§ **Exercise**:
Every entry has to be output exactly, with none skipped.

Data records below:

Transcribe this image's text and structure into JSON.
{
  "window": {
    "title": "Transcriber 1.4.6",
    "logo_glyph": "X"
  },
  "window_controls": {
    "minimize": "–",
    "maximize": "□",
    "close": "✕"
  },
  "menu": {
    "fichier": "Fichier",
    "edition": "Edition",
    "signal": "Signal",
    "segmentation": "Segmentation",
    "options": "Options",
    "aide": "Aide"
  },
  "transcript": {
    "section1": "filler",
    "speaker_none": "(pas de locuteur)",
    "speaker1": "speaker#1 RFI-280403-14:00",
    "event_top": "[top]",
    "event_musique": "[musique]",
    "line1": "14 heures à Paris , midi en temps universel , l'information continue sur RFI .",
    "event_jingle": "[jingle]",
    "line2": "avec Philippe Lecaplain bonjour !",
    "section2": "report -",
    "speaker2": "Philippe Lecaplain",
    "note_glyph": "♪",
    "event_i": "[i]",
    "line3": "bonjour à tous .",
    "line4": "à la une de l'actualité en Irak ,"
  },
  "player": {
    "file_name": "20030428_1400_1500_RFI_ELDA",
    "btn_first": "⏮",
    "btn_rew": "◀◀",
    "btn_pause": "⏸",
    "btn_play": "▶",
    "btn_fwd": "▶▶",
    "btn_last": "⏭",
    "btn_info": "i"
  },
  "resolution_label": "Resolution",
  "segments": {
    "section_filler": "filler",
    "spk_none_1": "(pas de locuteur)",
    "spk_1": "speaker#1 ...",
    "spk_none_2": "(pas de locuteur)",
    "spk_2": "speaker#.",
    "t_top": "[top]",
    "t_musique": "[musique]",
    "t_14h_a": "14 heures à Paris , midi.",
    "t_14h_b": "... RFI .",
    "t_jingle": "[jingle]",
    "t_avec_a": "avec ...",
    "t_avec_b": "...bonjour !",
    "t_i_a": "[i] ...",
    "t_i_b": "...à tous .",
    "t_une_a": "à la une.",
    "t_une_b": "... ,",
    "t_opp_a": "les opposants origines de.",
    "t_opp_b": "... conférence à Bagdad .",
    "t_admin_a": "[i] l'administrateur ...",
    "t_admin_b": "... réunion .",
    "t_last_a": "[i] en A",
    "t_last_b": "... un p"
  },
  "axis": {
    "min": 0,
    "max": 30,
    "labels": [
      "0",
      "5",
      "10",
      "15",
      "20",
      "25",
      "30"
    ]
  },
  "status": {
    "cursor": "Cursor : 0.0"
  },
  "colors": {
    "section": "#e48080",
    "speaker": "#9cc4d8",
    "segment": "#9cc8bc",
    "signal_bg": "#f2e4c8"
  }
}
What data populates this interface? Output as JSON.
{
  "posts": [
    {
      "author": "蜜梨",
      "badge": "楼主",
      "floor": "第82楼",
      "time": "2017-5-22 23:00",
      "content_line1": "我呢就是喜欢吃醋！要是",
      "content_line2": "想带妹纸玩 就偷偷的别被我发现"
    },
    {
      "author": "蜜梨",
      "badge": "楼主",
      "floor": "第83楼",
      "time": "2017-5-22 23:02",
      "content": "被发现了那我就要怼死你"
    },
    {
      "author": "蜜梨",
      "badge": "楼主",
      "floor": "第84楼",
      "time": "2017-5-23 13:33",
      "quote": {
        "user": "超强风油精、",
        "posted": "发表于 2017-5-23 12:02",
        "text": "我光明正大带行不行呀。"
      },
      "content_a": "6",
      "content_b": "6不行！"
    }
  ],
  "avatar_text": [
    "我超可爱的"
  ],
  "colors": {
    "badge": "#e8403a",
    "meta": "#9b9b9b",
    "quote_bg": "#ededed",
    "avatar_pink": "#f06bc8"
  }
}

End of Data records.

§ **Answer to the problem**:
Transcribe this image's text and structure into JSON.
{
  "window": {
    "title": "Transcriber 1.4.6",
    "logo_glyph": "X"
  },
  "window_controls": {
    "minimize": "–",
    "maximize": "□",
    "close": "✕"
  },
  "menu": {
    "fichier": "Fichier",
    "edition": "Edition",
    "signal": "Signal",
    "segmentation": "Segmentation",
    "options": "Options",
    "aide": "Aide"
  },
  "transcript": {
    "section1": "filler",
    "speaker_none": "(pas de locuteur)",
    "speaker1": "speaker#1 RFI-280403-14:00",
    "event_top": "[top]",
    "event_musique": "[musique]",
    "line1": "14 heures à Paris , midi en temps universel , l'information continue sur RFI .",
    "event_jingle": "[jingle]",
    "line2": "avec Philippe Lecaplain bonjour !",
    "section2": "report -",
    "speaker2": "Philippe Lecaplain",
    "note_glyph": "♪",
    "event_i": "[i]",
    "line3": "bonjour à tous .",
    "line4": "à la une de l'actualité en Irak ,"
  },
  "player": {
    "file_name": "20030428_1400_1500_RFI_ELDA",
    "btn_first": "⏮",
    "btn_rew": "◀◀",
    "btn_pause": "⏸",
    "btn_play": "▶",
    "btn_fwd": "▶▶",
    "btn_last": "⏭",
    "btn_info": "i"
  },
  "resolution_label": "Resolution",
  "segments": {
    "section_filler": "filler",
    "spk_none_1": "(pas de locuteur)",
    "spk_1": "speaker#1 ...",
    "spk_none_2": "(pas de locuteur)",
    "spk_2": "speaker#.",
    "t_top": "[top]",
    "t_musique": "[musique]",
    "t_14h_a": "14 heures à Paris , midi.",
    "t_14h_b": "... RFI .",
    "t_jingle": "[jingle]",
    "t_avec_a": "avec ...",
    "t_avec_b": "...bonjour !",
    "t_i_a": "[i] ...",
    "t_i_b": "...à tous .",
    "t_une_a": "à la une.",
    "t_une_b": "... ,",
    "t_opp_a": "les opposants origines de.",
    "t_opp_b": "... conférence à Bagdad .",
    "t_admin_a": "[i] l'administrateur ...",
    "t_admin_b": "... réunion .",
    "t_last_a": "[i] en A",
    "t_last_b": "... un p"
  },
  "axis": {
    "min": 0,
    "max": 30,
    "labels": [
      "0",
      "5",
      "10",
      "15",
      "20",
      "25",
      "30"
    ]
  },
  "status": {
    "cursor": "Cursor : 0.0"
  },
  "colors": {
    "section": "#e48080",
    "speaker": "#9cc4d8",
    "segment": "#9cc8bc",
    "signal_bg": "#f2e4c8"
  }
}
What data populates this interface? Output as JSON.
{
  "posts": [
    {
      "author": "蜜梨",
      "badge": "楼主",
      "floor": "第82楼",
      "time": "2017-5-22 23:00",
      "content_line1": "我呢就是喜欢吃醋！要是",
      "content_line2": "想带妹纸玩 就偷偷的别被我发现"
    },
    {
      "author": "蜜梨",
      "badge": "楼主",
      "floor": "第83楼",
      "time": "2017-5-22 23:02",
      "content": "被发现了那我就要怼死你"
    },
    {
      "author": "蜜梨",
      "badge": "楼主",
      "floor": "第84楼",
      "time": "2017-5-23 13:33",
      "quote": {
        "user": "超强风油精、",
        "posted": "发表于 2017-5-23 12:02",
        "text": "我光明正大带行不行呀。"
      },
      "content_a": "6",
      "content_b": "6不行！"
    }
  ],
  "avatar_text": [
    "我超可爱的"
  ],
  "colors": {
    "badge": "#e8403a",
    "meta": "#9b9b9b",
    "quote_bg": "#ededed",
    "avatar_pink": "#f06bc8"
  }
}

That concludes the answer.